Well, Bill, I would have been glad to slug the motherfucker if I had SEEN him. But I didn't! On our first day in Venice, I went toodling off by myself, assuring my traveling companions that I would be just fine and dandy. My wallet was securely esconced in a zippered pocket of my small handbag, which was securely looped across my shoulder and chest. But of course I got lost on my way back to the hotel and had to stop to ask directions several times. I managed to find my way after an hour of panicky wandering, but when I got back to my room, I discovered that I had NO WALLET! Some very skilled shithead had managed to unzip my purse, lift out the wallet, re-zip the pocket and escape, without me being aware of anything. So...I was left with no money, no credit card and no ATM card for the remaining 16 days of our trip. Fortunately, my kids were able to step into the breach and use their own cards to get the cash and credit we needed for the rest of the time.
In a way, the experience was liberating for me. I no longer had any financial responsibility and had, literally, nothing to lose. I didn't have to carry a purse. I still had pockets, but no contents to pick. So I got to be the "kid" in the family, just asking various adults for a few euros here and there, when I wanted to buy something. I'll settle up with the grown-ups when their bills come in.

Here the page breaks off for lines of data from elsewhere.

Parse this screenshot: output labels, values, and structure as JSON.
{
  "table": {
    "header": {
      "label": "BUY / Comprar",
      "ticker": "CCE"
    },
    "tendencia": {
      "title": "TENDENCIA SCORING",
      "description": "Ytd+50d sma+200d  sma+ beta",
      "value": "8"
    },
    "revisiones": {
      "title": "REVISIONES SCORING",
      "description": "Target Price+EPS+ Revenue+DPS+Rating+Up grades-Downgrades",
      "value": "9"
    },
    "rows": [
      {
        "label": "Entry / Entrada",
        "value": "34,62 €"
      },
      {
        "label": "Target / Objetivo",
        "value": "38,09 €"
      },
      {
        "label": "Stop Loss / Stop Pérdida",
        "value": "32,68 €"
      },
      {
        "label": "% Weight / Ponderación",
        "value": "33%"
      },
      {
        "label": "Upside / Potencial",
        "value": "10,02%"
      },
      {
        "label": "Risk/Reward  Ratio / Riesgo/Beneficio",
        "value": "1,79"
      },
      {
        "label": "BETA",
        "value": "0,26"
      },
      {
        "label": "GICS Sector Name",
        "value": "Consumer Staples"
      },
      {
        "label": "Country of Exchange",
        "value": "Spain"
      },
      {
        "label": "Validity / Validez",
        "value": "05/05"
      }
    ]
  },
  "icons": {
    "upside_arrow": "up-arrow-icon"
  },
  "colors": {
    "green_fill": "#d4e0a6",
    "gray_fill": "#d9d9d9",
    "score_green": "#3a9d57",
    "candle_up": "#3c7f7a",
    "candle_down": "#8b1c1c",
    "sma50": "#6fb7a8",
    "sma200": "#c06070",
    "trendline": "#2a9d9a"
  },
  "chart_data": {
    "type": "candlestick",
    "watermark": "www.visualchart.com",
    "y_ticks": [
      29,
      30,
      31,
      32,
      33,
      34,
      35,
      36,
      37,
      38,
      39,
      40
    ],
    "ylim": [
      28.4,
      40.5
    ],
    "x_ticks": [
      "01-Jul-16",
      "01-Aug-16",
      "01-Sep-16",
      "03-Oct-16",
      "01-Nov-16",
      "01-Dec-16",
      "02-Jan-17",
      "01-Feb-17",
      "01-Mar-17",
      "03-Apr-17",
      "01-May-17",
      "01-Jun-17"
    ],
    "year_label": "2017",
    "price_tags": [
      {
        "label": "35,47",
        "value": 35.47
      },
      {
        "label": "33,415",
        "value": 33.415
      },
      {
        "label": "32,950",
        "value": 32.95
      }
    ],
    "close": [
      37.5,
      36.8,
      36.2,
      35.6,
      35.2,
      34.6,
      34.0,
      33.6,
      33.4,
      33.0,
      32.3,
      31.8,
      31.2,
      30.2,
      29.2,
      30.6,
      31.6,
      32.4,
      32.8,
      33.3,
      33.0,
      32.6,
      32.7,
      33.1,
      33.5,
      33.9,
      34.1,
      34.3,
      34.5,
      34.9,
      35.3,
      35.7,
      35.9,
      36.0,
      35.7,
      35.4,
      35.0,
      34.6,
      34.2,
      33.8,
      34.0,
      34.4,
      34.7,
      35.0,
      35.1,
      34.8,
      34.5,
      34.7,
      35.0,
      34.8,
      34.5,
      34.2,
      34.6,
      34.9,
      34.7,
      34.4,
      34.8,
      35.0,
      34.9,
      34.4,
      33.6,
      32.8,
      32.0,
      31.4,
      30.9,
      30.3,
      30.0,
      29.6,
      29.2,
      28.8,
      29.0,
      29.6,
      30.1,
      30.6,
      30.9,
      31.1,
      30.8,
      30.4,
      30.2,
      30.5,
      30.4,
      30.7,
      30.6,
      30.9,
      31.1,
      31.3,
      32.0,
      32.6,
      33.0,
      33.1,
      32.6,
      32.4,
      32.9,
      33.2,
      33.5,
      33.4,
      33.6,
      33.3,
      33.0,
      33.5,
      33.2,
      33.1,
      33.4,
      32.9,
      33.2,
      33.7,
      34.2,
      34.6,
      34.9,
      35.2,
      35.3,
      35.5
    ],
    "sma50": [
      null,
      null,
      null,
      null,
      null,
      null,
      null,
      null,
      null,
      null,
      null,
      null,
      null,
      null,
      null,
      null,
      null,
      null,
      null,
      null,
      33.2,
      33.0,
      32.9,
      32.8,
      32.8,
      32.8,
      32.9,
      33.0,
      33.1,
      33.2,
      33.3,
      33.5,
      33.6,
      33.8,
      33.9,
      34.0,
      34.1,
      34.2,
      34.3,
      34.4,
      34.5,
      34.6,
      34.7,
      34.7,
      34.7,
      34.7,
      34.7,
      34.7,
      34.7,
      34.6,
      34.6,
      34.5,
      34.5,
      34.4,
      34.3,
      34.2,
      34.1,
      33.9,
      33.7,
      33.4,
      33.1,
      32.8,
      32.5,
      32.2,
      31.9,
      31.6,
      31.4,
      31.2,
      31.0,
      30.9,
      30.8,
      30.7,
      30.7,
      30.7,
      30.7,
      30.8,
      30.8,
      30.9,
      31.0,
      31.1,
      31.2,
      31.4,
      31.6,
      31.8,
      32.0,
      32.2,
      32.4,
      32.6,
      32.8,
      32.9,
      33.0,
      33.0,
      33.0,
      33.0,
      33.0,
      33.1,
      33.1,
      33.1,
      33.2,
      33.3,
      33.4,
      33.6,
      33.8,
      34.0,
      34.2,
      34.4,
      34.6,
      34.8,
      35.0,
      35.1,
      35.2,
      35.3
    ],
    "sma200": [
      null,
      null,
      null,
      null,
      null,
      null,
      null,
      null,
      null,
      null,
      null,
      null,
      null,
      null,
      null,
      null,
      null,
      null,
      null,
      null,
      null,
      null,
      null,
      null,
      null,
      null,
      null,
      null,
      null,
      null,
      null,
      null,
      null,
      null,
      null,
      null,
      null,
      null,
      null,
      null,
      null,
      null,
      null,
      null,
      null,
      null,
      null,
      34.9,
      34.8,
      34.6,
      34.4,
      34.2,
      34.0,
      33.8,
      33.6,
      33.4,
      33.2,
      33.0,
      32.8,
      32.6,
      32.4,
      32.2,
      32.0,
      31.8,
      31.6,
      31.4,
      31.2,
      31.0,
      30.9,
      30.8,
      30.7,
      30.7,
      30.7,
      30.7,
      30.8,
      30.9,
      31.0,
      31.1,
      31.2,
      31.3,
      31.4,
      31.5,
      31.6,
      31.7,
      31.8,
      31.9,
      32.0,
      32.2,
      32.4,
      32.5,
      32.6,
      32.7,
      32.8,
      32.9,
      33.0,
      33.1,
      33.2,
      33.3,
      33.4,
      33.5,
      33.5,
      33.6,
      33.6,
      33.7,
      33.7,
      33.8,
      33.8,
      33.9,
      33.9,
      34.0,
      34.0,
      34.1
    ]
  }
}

Okay! That sums up Day 1. It did get much better on Day 2 and beyond, and I'll talk about it tomorrow. But now I have to finish unpacking and then go for a walk with my hubby, whom I missed SO MUCH while I was away. Absence does, indeed, make the heart grow fonder.